At a new product launch in Beijing Tuesday, the company said it is teaming up with chinese social-media company Renren Inc. (RENN) to launch a handset with software integrated with the social-networking site, similar to a phone HTC released earlier this year in cooperation with Sina Corp.'s (SINA) Weibo microblogging service. It also said it would release five products in the Chinese market in November and December, including its Sensation XE and Evo 3D, and a separate phone that features dual-SIM card capability. The price range of the three phones for which it gave prices was 2099 yuan (US$330.00) to 4880 yuan.
In recent quarters, HTC has made increasing noise about growing in the China market, a move analysts say will be key for the world's fourth-largest smartphone maker by shipments, as smartphone demand in developed markets like the U.S. and Europe cools.
But analysts have argued HTC could face difficulty breaking into the China market due to relatively weak brand recognition and phones that are too expensive for the market.
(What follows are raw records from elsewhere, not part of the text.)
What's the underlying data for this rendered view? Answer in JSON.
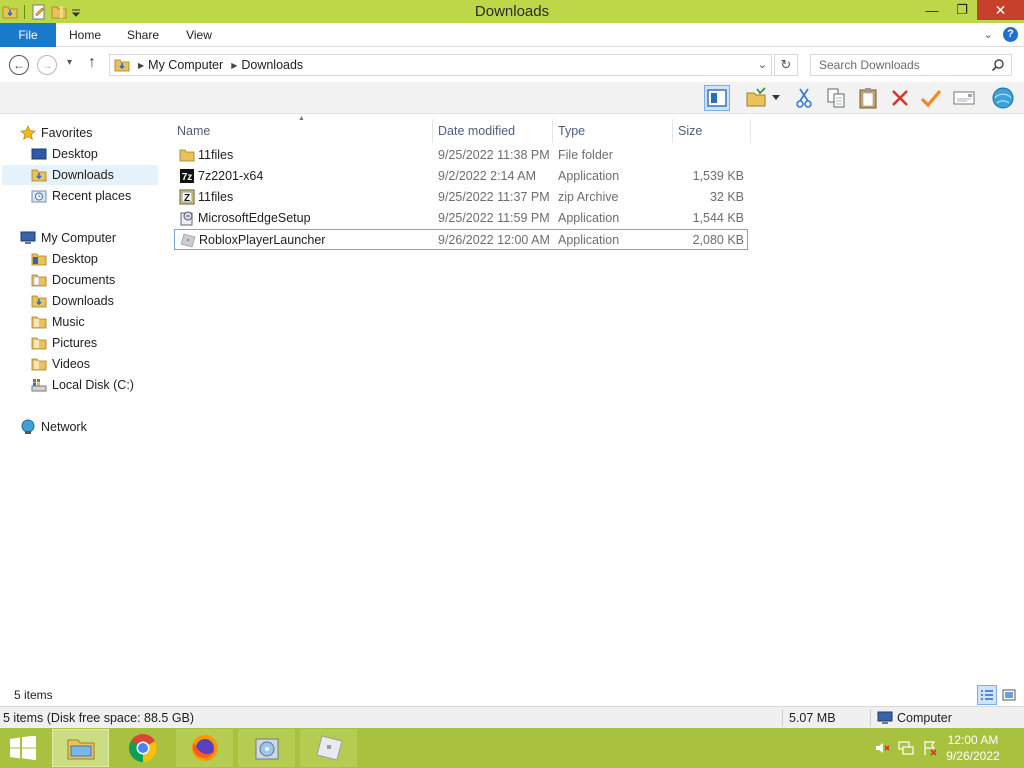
{
  "window": {
    "title": "Downloads",
    "minimize_glyph": "—",
    "maximize_glyph": "❐",
    "close_glyph": "✕"
  },
  "ribbon": {
    "tabs": [
      {
        "label": "File"
      },
      {
        "label": "Home"
      },
      {
        "label": "Share"
      },
      {
        "label": "View"
      }
    ],
    "help_glyph": "?",
    "collapse_glyph": "⌄"
  },
  "navigation": {
    "back_glyph": "←",
    "forward_glyph": "→",
    "recent_glyph": "▾",
    "up_glyph": "↑",
    "breadcrumb": [
      "My Computer",
      "Downloads"
    ],
    "refresh_glyph": "↻",
    "search_placeholder": "Search Downloads"
  },
  "sidebar": {
    "favorites": {
      "label": "Favorites",
      "items": [
        {
          "label": "Desktop",
          "icon": "desktop-icon"
        },
        {
          "label": "Downloads",
          "icon": "downloads-folder-icon",
          "selected": true
        },
        {
          "label": "Recent places",
          "icon": "recent-places-icon"
        }
      ]
    },
    "computer": {
      "label": "My Computer",
      "items": [
        {
          "label": "Desktop",
          "icon": "folder-icon"
        },
        {
          "label": "Documents",
          "icon": "folder-icon"
        },
        {
          "label": "Downloads",
          "icon": "folder-icon"
        },
        {
          "label": "Music",
          "icon": "folder-icon"
        },
        {
          "label": "Pictures",
          "icon": "folder-icon"
        },
        {
          "label": "Videos",
          "icon": "folder-icon"
        },
        {
          "label": "Local Disk (C:)",
          "icon": "drive-icon"
        }
      ]
    },
    "network": {
      "label": "Network"
    }
  },
  "file_list": {
    "columns": {
      "name": "Name",
      "date": "Date modified",
      "type": "Type",
      "size": "Size"
    },
    "rows": [
      {
        "name": "11files",
        "date": "9/25/2022 11:38 PM",
        "type": "File folder",
        "size": "",
        "icon": "folder-icon"
      },
      {
        "name": "7z2201-x64",
        "date": "9/2/2022 2:14 AM",
        "type": "Application",
        "size": "1,539 KB",
        "icon": "7zip-icon"
      },
      {
        "name": "11files",
        "date": "9/25/2022 11:37 PM",
        "type": "zip Archive",
        "size": "32 KB",
        "icon": "zip-archive-icon"
      },
      {
        "name": "MicrosoftEdgeSetup",
        "date": "9/25/2022 11:59 PM",
        "type": "Application",
        "size": "1,544 KB",
        "icon": "installer-icon"
      },
      {
        "name": "RobloxPlayerLauncher",
        "date": "9/26/2022 12:00 AM",
        "type": "Application",
        "size": "2,080 KB",
        "icon": "roblox-icon",
        "selected": true
      }
    ]
  },
  "status": {
    "item_count": "5 items",
    "details": "5 items (Disk free space: 88.5 GB)",
    "size": "5.07 MB",
    "location": "Computer"
  },
  "taskbar": {
    "time": "12:00 AM",
    "date": "9/26/2022"
  },
  "colors": {
    "titlebar": "#bcd848",
    "taskbar": "#a8c13f",
    "file_tab": "#1979ca",
    "close_button": "#c7402c",
    "selection": "#e5f1fb"
  }
}
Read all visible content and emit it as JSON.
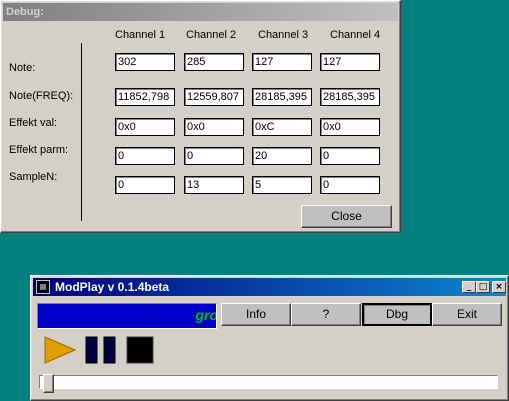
{
  "debug": {
    "title": "Debug:",
    "channels": [
      "Channel 1",
      "Channel 2",
      "Channel 3",
      "Channel 4"
    ],
    "rows": [
      {
        "label": "Note:",
        "values": [
          "302",
          "285",
          "127",
          "127"
        ]
      },
      {
        "label": "Note(FREQ):",
        "values": [
          "11852,798",
          "12559,807",
          "28185,395",
          "28185,395"
        ]
      },
      {
        "label": "Effekt val:",
        "values": [
          "0x0",
          "0x0",
          "0xC",
          "0x0"
        ]
      },
      {
        "label": "Effekt parm:",
        "values": [
          "0",
          "0",
          "20",
          "0"
        ]
      },
      {
        "label": "SampleN:",
        "values": [
          "0",
          "13",
          "5",
          "0"
        ]
      }
    ],
    "close_label": "Close"
  },
  "modplay": {
    "title": "ModPlay v 0.1.4beta",
    "titlebar_buttons": {
      "minimize": "_",
      "maximize": "□",
      "close": "×"
    },
    "scroller_text": "gro",
    "buttons": {
      "info": "Info",
      "help": "?",
      "debug": "Dbg",
      "exit": "Exit"
    },
    "transport_icons": [
      "play-icon",
      "pause-icon",
      "stop-icon"
    ],
    "position_fraction": 0.0
  },
  "colors": {
    "desktop": "#008080",
    "active_title": "#000080",
    "inactive_title": "#808080",
    "scroller_bg": "#0000c8",
    "scroller_text": "#00c000",
    "play": "#e0a000"
  }
}
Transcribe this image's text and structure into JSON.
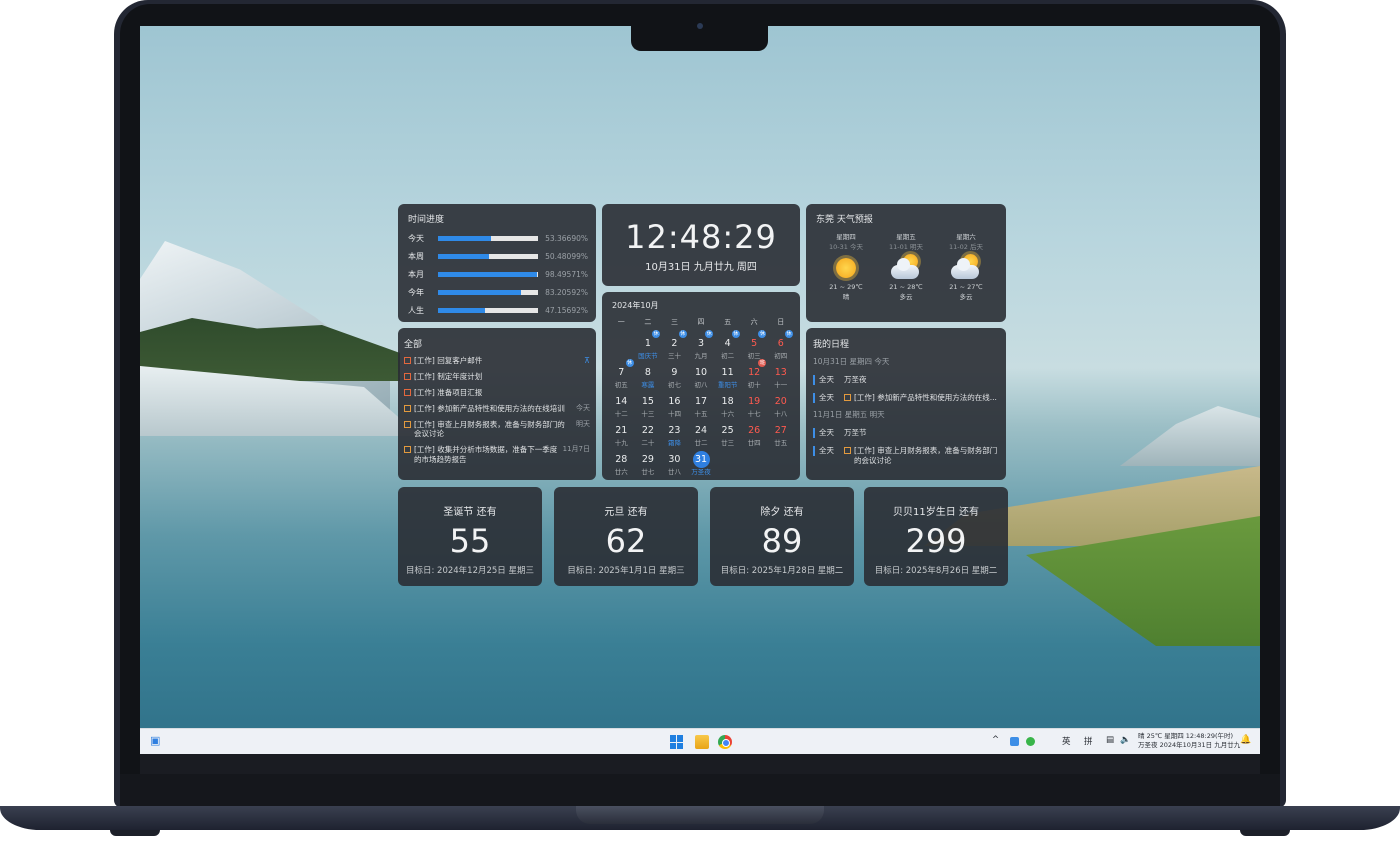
{
  "progress": {
    "title": "时间进度",
    "rows": [
      {
        "label": "今天",
        "value": "53.36690%",
        "fraction": 0.534
      },
      {
        "label": "本周",
        "value": "50.48099%",
        "fraction": 0.505
      },
      {
        "label": "本月",
        "value": "98.49571%",
        "fraction": 0.985
      },
      {
        "label": "今年",
        "value": "83.20592%",
        "fraction": 0.832
      },
      {
        "label": "人生",
        "value": "47.15692%",
        "fraction": 0.472
      }
    ]
  },
  "clock": {
    "time": "12:48:29",
    "date": "10月31日 九月廿九 周四"
  },
  "weather": {
    "title": "东莞 天气预报",
    "days": [
      {
        "day": "星期四",
        "date": "10-31 今天",
        "temp": "21 ~ 29℃",
        "cond": "晴",
        "icon": "sun-icon"
      },
      {
        "day": "星期五",
        "date": "11-01 明天",
        "temp": "21 ~ 28℃",
        "cond": "多云",
        "icon": "partly-cloudy-icon"
      },
      {
        "day": "星期六",
        "date": "11-02 后天",
        "temp": "21 ~ 27℃",
        "cond": "多云",
        "icon": "partly-cloudy-icon"
      }
    ]
  },
  "todo": {
    "title": "全部",
    "items": [
      {
        "text": "[工作] 回复客户邮件",
        "due": "",
        "pinned": true,
        "color": "#e3683e"
      },
      {
        "text": "[工作] 制定年度计划",
        "due": "",
        "pinned": false,
        "color": "#e3683e"
      },
      {
        "text": "[工作] 准备项目汇报",
        "due": "",
        "pinned": false,
        "color": "#e3683e"
      },
      {
        "text": "[工作] 参加新产品特性和使用方法的在线培训",
        "due": "今天",
        "pinned": false,
        "color": "#e39a3e"
      },
      {
        "text": "[工作] 审查上月财务报表，准备与财务部门的会议讨论",
        "due": "明天",
        "pinned": false,
        "color": "#e39a3e"
      },
      {
        "text": "[工作] 收集并分析市场数据，准备下一季度的市场趋势报告",
        "due": "11月7日",
        "pinned": false,
        "color": "#e39a3e"
      }
    ]
  },
  "calendar": {
    "title": "2024年10月",
    "weekdays": [
      "一",
      "二",
      "三",
      "四",
      "五",
      "六",
      "日"
    ],
    "weeks": [
      [
        {
          "n": "",
          "l": ""
        },
        {
          "n": "1",
          "l": "国庆节",
          "lb": true,
          "badge": "休"
        },
        {
          "n": "2",
          "l": "三十",
          "badge": "休"
        },
        {
          "n": "3",
          "l": "九月",
          "badge": "休"
        },
        {
          "n": "4",
          "l": "初二",
          "badge": "休"
        },
        {
          "n": "5",
          "l": "初三",
          "red": true,
          "badge": "休"
        },
        {
          "n": "6",
          "l": "初四",
          "red": true,
          "badge": "休"
        }
      ],
      [
        {
          "n": "7",
          "l": "初五",
          "badge": "休"
        },
        {
          "n": "8",
          "l": "寒露",
          "lb": true
        },
        {
          "n": "9",
          "l": "初七"
        },
        {
          "n": "10",
          "l": "初八"
        },
        {
          "n": "11",
          "l": "重阳节",
          "lb": true
        },
        {
          "n": "12",
          "l": "初十",
          "red": true,
          "badge": "班",
          "badgeRed": true
        },
        {
          "n": "13",
          "l": "十一",
          "red": true
        }
      ],
      [
        {
          "n": "14",
          "l": "十二"
        },
        {
          "n": "15",
          "l": "十三"
        },
        {
          "n": "16",
          "l": "十四"
        },
        {
          "n": "17",
          "l": "十五"
        },
        {
          "n": "18",
          "l": "十六"
        },
        {
          "n": "19",
          "l": "十七",
          "red": true
        },
        {
          "n": "20",
          "l": "十八",
          "red": true
        }
      ],
      [
        {
          "n": "21",
          "l": "十九"
        },
        {
          "n": "22",
          "l": "二十"
        },
        {
          "n": "23",
          "l": "霜降",
          "lb": true
        },
        {
          "n": "24",
          "l": "廿二"
        },
        {
          "n": "25",
          "l": "廿三"
        },
        {
          "n": "26",
          "l": "廿四",
          "red": true
        },
        {
          "n": "27",
          "l": "廿五",
          "red": true
        }
      ],
      [
        {
          "n": "28",
          "l": "廿六"
        },
        {
          "n": "29",
          "l": "廿七"
        },
        {
          "n": "30",
          "l": "廿八"
        },
        {
          "n": "31",
          "l": "万圣夜",
          "lb": true,
          "today": true
        },
        {
          "n": "",
          "l": ""
        },
        {
          "n": "",
          "l": ""
        },
        {
          "n": "",
          "l": ""
        }
      ]
    ]
  },
  "schedule": {
    "title": "我的日程",
    "groups": [
      {
        "date": "10月31日 星期四 今天",
        "items": [
          {
            "allday": "全天",
            "text": "万圣夜",
            "task": false
          },
          {
            "allday": "全天",
            "text": "[工作] 参加新产品特性和使用方法的在线...",
            "task": true
          }
        ]
      },
      {
        "date": "11月1日 星期五 明天",
        "items": [
          {
            "allday": "全天",
            "text": "万圣节",
            "task": false
          },
          {
            "allday": "全天",
            "text": "[工作] 审查上月财务报表，准备与财务部门的会议讨论",
            "task": true
          }
        ]
      }
    ]
  },
  "countdowns": [
    {
      "title": "圣诞节 还有",
      "days": "55",
      "target": "目标日: 2024年12月25日 星期三"
    },
    {
      "title": "元旦 还有",
      "days": "62",
      "target": "目标日: 2025年1月1日 星期三"
    },
    {
      "title": "除夕 还有",
      "days": "89",
      "target": "目标日: 2025年1月28日 星期二"
    },
    {
      "title": "贝贝11岁生日 还有",
      "days": "299",
      "target": "目标日: 2025年8月26日 星期二"
    }
  ],
  "taskbar": {
    "lang": "英",
    "ime": "拼",
    "tray_line1": "晴 25℃ 星期四 12:48:29(午时)",
    "tray_line2": "万圣夜 2024年10月31日 九月廿九",
    "caret": "^"
  }
}
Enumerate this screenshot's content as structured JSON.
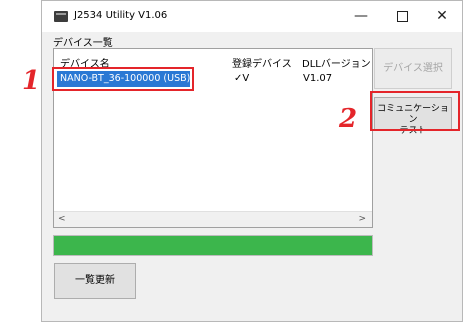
{
  "window": {
    "title": "J2534 Utility V1.06",
    "controls": {
      "minimize": "—",
      "maximize": "",
      "close": "✕"
    }
  },
  "device_list": {
    "section_label": "デバイス一覧",
    "columns": [
      "デバイス名",
      "登録デバイス",
      "DLLバージョン"
    ],
    "rows": [
      {
        "name": "NANO-BT_36-100000 (USB)",
        "registered": "✓V",
        "dll_version": "V1.07"
      }
    ],
    "scroll_left": "<",
    "scroll_right": ">"
  },
  "progress": {
    "value": 1.0,
    "color": "#3cb64c"
  },
  "buttons": {
    "device_select": "デバイス選択",
    "comm_test_line1": "コミュニケーション",
    "comm_test_line2": "テスト",
    "refresh": "一覧更新"
  },
  "callouts": {
    "one": "1",
    "two": "2",
    "color": "#e4252a"
  }
}
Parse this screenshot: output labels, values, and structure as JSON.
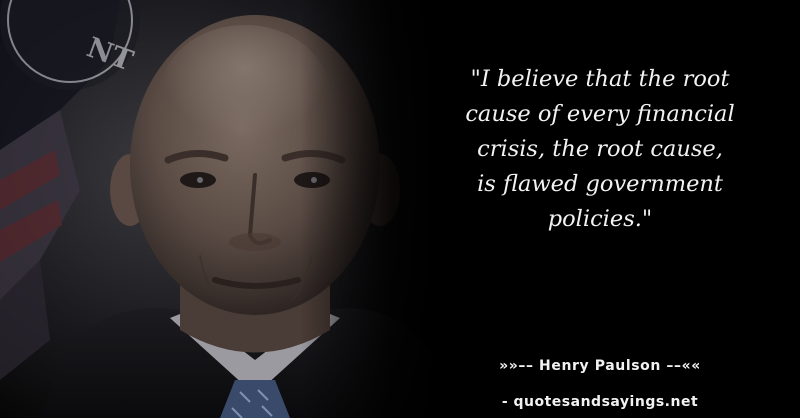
{
  "quote": {
    "lines": [
      "\"I believe that the root",
      "cause of every financial",
      "crisis, the root cause,",
      "is flawed government",
      "policies.\""
    ]
  },
  "attribution": {
    "author_line": "»»–– Henry Paulson ––««",
    "source_line": "- quotesandsayings.net"
  },
  "photo": {
    "subject": "bald-man-portrait"
  },
  "colors": {
    "background": "#000000",
    "text": "#f2f2f2"
  }
}
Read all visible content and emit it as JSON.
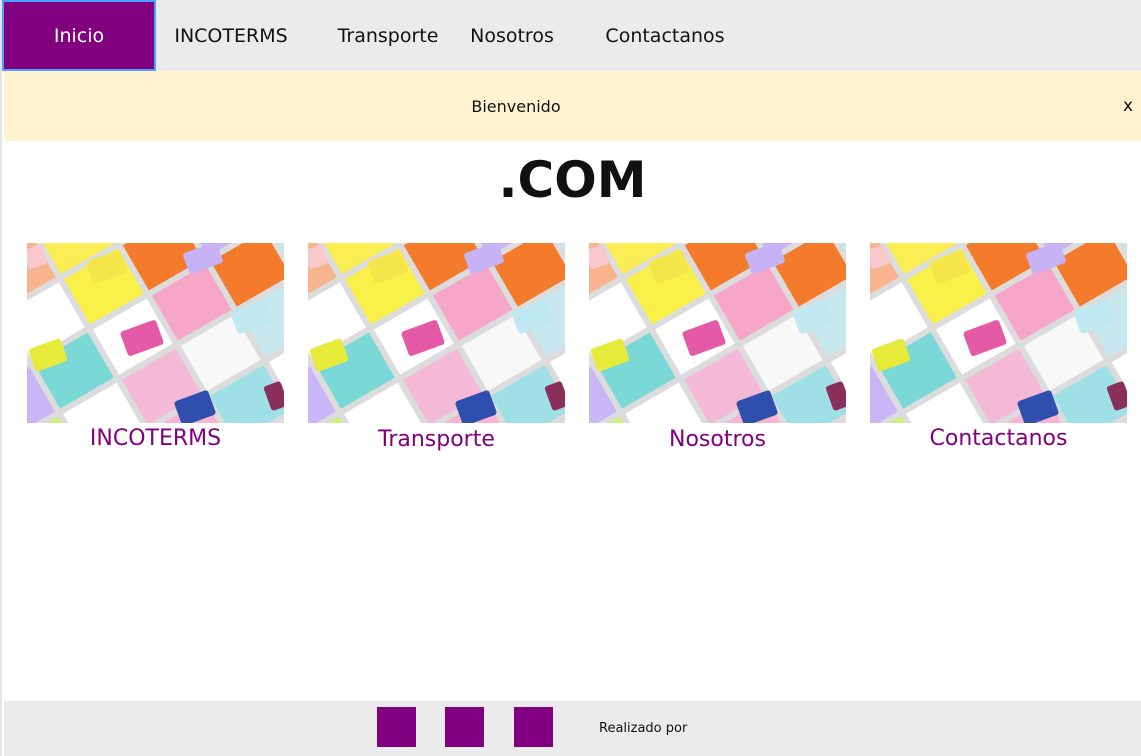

With prices above 2000 yuan, HTC's phones are significantly more expensive than 1000 yuan offerings from Chinese smartphone makers like Huawei Technologies Co. (HWI.YY) and ZTE Corp. (000063.SZ).
According to research firm IDC, HTC was ninth in the China market with a 3.3% market share in the second quarter of 2011, though HTC said in the third quarter its sales grew more than nine times in China from the same period in 2010.
At a separate media meeting on Monday, HTC Chief Executive Peter Chou said he believes there is room for smartphones above 2000 yuan but that offering cheaper phones into developing markets could erode the company's brand value.
In a statement released by the company Tuesday, Chou also said that the company would continue to invest in research and development and marketing in China.
In an interview last month, HTC's chairwoman Cher Wang said the company would continue to grow in China and that it had a good relationship with all three of China's major service providers.
She also said at the time the company has an advantage in the China markets due to the shared language and culture of China and Taiwan.
-By Paul Mozur, Dow Jones Newswires; 886 2 2502 2557; firstname.lastname@example.org